Given the assumptions of the authors, I agree. I think the “Church” here is understood in a political sense–the political bodies of church history, not least the “Catholic church.” I certainly do not think any political church holds such authority, and the creeds and councils are still political statements. In my opinion, however, when these authors say “Scriptures,” they really mean the Bible read Christianly, the Bible read as Christian Scripture. They would disagree that they meant this, but in my opinion they cannot see their own glasses and how those glasses color their perspective.
From my point of view, these sorts of statements involve such subtle but significant misunderstandings of language that I almost don’t know what to say. It poses as contradictory options things that, on deeper examination, I believe are virtually the same. I’ll agree to it in the same way I agree when my son says something like, “So it’s better to score a touchdown than strike out, right Dad?” What I’m thinking, though, is that he’s a little confused.
In my opinion, so many of the meanings these signatories themselves found so authoritative in the text of Scripture were themselves products of their own Christian tradition. The signatories would deny that this is the case, but they do not properly see themselves, in my opinion.
The NIV is a wonderful example of the “say one thing, do another” dynamic I see necessary for this hermeneutic to sustain itself.
Say: We are listening to the Bible. Our interpretations come from the plain sense of the text. We are under the authority of the text and not letting the Church have a higher authority.

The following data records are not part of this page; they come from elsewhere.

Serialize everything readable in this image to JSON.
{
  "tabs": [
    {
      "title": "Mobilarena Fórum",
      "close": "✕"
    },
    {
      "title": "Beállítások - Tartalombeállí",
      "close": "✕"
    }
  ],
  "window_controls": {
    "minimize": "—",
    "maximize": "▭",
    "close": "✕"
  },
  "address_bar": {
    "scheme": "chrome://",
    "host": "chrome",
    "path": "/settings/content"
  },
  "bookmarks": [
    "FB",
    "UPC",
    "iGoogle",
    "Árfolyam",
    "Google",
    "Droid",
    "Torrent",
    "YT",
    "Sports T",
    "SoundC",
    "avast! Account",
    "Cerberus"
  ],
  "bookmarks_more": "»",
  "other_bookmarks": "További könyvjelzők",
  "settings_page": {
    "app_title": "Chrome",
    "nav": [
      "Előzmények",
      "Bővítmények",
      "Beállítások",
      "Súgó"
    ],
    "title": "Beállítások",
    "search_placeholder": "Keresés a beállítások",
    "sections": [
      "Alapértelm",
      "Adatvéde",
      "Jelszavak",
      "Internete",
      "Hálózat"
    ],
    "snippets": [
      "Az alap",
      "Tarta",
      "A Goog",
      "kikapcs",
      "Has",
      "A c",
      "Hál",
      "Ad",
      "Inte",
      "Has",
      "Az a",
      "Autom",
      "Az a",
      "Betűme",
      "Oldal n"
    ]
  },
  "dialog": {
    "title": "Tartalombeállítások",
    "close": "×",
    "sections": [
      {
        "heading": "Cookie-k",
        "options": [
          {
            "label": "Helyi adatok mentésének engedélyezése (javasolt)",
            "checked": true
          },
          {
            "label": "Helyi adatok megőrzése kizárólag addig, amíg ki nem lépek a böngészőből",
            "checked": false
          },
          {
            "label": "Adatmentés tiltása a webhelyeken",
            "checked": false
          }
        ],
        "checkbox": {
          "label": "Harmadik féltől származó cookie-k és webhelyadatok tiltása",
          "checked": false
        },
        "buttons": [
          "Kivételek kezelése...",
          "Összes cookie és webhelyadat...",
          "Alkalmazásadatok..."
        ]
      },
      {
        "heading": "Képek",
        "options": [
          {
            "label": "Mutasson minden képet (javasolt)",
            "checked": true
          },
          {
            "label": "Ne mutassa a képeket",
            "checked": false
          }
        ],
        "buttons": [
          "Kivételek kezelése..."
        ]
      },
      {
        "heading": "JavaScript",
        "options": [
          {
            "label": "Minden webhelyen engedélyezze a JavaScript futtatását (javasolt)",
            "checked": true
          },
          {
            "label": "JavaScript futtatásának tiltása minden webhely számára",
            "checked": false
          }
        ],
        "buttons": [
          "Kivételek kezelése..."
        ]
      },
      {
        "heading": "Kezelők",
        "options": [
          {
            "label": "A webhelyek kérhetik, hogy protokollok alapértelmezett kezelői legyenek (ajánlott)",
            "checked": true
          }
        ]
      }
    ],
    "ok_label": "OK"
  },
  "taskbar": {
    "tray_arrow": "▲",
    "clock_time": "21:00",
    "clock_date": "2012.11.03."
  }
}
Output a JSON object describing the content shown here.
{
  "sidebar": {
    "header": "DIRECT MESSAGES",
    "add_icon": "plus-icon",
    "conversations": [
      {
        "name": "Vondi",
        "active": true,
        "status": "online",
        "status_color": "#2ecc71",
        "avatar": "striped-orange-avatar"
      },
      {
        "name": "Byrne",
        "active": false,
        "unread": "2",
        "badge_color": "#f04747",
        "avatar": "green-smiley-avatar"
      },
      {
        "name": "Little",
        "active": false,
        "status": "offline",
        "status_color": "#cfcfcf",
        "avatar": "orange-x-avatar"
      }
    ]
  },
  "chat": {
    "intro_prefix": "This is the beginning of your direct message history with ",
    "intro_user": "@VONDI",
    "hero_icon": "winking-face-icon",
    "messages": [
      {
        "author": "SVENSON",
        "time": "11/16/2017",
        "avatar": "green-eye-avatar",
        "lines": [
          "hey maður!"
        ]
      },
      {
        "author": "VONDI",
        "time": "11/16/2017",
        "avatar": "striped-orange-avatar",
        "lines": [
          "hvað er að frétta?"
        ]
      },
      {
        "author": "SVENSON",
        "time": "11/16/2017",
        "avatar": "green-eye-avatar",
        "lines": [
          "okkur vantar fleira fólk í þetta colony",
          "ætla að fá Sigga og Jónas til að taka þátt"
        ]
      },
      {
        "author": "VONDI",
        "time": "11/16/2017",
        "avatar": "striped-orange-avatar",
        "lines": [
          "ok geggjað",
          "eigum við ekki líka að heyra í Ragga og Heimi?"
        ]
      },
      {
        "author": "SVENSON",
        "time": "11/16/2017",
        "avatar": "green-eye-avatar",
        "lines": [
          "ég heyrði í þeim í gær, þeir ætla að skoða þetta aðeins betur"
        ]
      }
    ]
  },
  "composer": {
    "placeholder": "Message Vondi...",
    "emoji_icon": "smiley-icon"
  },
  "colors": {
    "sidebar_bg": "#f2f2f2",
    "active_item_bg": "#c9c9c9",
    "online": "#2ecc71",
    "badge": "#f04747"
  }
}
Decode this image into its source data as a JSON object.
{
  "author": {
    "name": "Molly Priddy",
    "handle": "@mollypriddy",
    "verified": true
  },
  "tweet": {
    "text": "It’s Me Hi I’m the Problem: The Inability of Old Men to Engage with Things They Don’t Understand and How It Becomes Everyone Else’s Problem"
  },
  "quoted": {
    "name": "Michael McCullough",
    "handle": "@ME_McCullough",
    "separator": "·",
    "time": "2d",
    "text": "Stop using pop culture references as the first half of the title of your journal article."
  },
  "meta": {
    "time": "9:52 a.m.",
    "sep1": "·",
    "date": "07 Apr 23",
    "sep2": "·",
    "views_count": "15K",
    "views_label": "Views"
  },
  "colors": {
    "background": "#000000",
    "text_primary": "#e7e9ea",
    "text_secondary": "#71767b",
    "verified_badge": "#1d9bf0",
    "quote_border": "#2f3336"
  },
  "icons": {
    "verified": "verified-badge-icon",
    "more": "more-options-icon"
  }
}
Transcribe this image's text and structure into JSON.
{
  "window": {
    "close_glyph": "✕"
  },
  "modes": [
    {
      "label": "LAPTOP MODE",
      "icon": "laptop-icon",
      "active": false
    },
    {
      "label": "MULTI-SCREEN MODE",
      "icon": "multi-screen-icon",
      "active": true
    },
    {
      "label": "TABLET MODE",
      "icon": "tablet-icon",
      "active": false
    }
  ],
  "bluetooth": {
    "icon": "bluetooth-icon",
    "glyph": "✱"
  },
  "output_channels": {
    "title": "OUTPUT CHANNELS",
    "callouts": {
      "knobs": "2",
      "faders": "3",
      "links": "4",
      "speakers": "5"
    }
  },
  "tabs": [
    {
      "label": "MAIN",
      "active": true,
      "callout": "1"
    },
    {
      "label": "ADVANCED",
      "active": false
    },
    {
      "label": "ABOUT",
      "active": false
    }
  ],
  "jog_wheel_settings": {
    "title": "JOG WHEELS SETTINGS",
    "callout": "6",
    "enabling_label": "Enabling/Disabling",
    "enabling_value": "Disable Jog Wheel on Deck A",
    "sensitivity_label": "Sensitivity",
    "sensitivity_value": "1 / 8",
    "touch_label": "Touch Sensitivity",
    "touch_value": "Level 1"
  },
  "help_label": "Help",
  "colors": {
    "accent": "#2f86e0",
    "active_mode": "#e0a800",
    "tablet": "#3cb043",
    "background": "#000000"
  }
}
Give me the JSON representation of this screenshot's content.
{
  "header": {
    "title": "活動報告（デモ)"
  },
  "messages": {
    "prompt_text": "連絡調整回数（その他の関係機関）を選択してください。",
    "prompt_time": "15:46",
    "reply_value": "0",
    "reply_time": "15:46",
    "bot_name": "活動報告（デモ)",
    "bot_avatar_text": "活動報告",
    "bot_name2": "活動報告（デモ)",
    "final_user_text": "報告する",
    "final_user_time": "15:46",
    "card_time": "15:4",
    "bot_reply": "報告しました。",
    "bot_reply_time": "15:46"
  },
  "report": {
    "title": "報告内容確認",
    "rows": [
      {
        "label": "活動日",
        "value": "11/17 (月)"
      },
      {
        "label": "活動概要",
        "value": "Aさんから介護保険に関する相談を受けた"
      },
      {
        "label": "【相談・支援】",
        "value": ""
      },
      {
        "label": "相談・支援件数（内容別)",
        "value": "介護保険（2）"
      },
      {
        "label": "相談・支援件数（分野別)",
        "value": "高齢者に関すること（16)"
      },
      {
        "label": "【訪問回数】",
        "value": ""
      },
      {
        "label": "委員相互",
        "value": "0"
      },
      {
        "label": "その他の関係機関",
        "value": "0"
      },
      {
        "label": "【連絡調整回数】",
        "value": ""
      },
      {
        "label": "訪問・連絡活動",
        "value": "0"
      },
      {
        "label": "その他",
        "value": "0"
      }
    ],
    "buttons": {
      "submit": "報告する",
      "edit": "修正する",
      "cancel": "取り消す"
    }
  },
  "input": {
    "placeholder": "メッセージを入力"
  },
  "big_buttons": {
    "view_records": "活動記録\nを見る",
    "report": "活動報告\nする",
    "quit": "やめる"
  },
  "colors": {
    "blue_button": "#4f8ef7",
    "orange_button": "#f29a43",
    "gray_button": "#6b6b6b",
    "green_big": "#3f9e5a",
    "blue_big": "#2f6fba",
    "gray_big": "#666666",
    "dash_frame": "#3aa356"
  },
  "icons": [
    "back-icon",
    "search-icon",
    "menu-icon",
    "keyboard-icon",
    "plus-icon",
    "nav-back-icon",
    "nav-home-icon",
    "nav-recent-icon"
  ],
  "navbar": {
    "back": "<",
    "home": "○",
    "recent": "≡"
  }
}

Do: Let’s translate “form of God” as “very nature God” so the full divinity of Christ is not in question (Phil. 2:6)–is “shape” really the same as “very nature”?! Let’s translate “firstborn of creation” with “firstborn over creation” (Col. 1:15) so there is no question of whether Jesus is created or not. Let’s add a word out of nowhere to “did not give” so it reads “did not just give” (Jer. 7:22), even though there is no such word in the Hebrew–we don’t want to leave any question about whether Leviticus was written at the time of the exodus. Let’s add another word out of the blue so that “to the dead” reads “to those now dead” so there is no room for the dead being saved (1 Pet. 4:6)–Protestants don’t believe such Catholic ideas. Again, let’s add another word that isn’t there in the original so that “is not concerned” reads “is not just concerned” so we give no room for allegorical interpretation in 1 Cor 9:9-10.
Most of these moves have no clear basis in the text and seems in each case to be motivated overwhelmingly to maintain the perspective of the neo-evangelical tradition, thus deconstructing the fundamental claims of this hermeneutic. When push comes to shove, those of the Chicago Statement approach consistently trump the most obvious meaning of the Bible with evangelical tradition, in my opinion.
This will also be relevant to readers who have an interest in Bible translation.
You know you want to – pay Ken’s blog a visit.